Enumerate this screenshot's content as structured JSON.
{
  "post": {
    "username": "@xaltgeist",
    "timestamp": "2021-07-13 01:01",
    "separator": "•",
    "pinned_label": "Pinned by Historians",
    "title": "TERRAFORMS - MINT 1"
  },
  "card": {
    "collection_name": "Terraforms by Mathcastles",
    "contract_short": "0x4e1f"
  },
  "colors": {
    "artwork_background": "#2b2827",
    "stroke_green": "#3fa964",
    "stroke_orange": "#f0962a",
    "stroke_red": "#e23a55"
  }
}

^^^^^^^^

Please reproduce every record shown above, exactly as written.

Enumerate this screenshot's content as structured JSON.
{
  "post": {
    "username": "@xaltgeist",
    "timestamp": "2021-07-13 01:01",
    "separator": "•",
    "pinned_label": "Pinned by Historians",
    "title": "TERRAFORMS - MINT 1"
  },
  "card": {
    "collection_name": "Terraforms by Mathcastles",
    "contract_short": "0x4e1f"
  },
  "colors": {
    "artwork_background": "#2b2827",
    "stroke_green": "#3fa964",
    "stroke_orange": "#f0962a",
    "stroke_red": "#e23a55"
  }
}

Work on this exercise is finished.